I don’t have ignition running on this machine to test things up or even verify the syntax, so I won’t try and give you an example, though.

@pascal.fragnoud
You are probably correct, although I am unsure how to proceed to do that.
The reason I am doing it this way is because I had done a similar thing on another machine.
Essentially what I’m doing is creating a floor map of machinery and I’m animating the pictures I am making by making a few separate pictures and cycling their visibility with a modulus operator.
For example:

2 = {[default]AnimationTag1}%8 && if({[MQTT Engine]rt/Infeed_Conveyer_Q}=true,true,false)
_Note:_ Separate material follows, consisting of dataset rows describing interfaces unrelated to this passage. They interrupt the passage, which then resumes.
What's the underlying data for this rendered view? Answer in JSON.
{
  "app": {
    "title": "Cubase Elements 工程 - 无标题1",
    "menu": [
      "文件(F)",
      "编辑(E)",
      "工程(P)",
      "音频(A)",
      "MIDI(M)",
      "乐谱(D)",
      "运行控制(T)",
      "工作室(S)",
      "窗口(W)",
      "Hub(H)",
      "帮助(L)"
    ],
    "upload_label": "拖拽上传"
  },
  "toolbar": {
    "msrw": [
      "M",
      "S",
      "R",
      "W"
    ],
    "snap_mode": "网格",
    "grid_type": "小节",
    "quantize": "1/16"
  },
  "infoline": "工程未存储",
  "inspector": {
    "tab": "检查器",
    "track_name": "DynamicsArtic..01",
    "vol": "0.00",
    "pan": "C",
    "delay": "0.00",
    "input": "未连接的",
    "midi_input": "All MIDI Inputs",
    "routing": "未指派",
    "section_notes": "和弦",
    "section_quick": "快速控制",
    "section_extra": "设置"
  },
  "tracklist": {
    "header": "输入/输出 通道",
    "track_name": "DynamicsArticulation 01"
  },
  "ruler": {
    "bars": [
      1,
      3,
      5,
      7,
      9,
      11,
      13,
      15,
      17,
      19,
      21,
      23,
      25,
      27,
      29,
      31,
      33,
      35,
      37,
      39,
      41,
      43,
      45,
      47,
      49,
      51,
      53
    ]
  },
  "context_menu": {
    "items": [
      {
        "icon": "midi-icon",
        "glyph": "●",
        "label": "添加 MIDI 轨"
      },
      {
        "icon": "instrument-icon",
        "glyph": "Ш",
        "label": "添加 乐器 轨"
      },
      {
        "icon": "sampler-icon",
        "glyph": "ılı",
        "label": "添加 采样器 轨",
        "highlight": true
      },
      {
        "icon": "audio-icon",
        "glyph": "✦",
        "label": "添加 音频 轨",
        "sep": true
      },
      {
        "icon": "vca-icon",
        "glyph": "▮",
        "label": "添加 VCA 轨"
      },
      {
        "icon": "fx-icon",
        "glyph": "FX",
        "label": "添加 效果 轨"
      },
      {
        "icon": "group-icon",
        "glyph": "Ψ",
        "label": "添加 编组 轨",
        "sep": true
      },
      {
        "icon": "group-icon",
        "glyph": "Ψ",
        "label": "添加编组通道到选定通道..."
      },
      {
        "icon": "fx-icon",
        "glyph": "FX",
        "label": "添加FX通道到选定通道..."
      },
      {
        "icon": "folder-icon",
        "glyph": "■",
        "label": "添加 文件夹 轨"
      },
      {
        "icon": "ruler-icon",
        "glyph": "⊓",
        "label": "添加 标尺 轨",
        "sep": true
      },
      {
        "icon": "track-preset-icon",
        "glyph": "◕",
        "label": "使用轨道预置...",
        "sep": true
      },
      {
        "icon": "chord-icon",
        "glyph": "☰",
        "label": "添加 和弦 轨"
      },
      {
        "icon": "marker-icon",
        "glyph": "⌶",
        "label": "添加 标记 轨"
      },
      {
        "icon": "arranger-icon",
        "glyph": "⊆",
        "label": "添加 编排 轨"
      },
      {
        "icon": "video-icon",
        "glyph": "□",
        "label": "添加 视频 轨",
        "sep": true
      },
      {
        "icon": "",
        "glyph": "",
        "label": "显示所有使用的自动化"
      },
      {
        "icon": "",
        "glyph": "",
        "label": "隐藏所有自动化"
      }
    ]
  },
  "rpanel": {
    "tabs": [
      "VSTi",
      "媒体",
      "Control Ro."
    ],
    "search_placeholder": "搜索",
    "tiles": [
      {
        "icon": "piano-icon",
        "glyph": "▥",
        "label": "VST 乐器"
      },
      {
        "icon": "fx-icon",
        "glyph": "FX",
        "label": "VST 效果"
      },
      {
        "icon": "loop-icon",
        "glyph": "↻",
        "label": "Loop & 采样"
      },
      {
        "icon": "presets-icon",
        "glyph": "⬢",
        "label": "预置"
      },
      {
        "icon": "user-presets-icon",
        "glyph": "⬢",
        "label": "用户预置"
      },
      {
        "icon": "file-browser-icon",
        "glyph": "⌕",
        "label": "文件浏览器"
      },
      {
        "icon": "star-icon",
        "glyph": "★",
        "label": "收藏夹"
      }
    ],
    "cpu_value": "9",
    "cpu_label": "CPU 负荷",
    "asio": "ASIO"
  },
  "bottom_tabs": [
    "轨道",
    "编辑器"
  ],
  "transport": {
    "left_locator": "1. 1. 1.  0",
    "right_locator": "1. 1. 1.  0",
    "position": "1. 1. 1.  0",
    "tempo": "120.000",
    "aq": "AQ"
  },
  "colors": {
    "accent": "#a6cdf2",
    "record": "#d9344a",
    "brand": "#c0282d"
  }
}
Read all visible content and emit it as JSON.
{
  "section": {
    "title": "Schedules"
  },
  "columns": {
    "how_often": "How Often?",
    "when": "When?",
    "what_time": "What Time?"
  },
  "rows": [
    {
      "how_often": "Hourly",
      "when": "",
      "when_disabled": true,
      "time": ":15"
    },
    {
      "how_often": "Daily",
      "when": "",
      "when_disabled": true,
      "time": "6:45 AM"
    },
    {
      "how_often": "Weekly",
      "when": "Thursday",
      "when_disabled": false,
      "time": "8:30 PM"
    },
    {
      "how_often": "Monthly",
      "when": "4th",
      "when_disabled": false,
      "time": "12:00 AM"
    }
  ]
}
I am using another memory tag for that example (AnimationTag1) with a gateway event like so:

newval = (system.tag.read("[default]AnimationTag1")).value + 1
system.tag.write("[default]AnimationTag1", newval)

For that though the animation just cycles through so that it doesn’t have to go back ever it just resets and keeps going. For this animation its essentially a ram that slowly pushes forward and then reverses and I’m trying to get a tag that will count up when its moving forward (indicated by a tag with a Boolean value) and then count down when reversing, thereby reversing the animation (which has 10 separate pictures).

If that helps explain what I’m going for better that’s great, but if not thank you for helping!

Since this is perspective you should be using a CSS transform and @keyframes to accomplish this.

If you need it to be bound to a tag, you can place a binding on the style to add the needed class.

I don’t have the ability to really work up a good example.

Maybe @victordcq will swing by.

A search in the forum might give you enough to get started.

Does it need to have 10 different pictures or are you just doing that rn?

it shouldnt be to hard for css animation to make something move, the designer doesnt seem to like it very much tho xD
testAnimate.zip (4.4 KB)

Not sure if its ideal for what you want tho, getting this to sync up across multiple clients is not a bit messy, but can be done by setting up the animation delay with a minus value to make it start halfwaythtough or something.
pause is easy tho, i bound it to a button (since the animation seems to work even in designer mode xd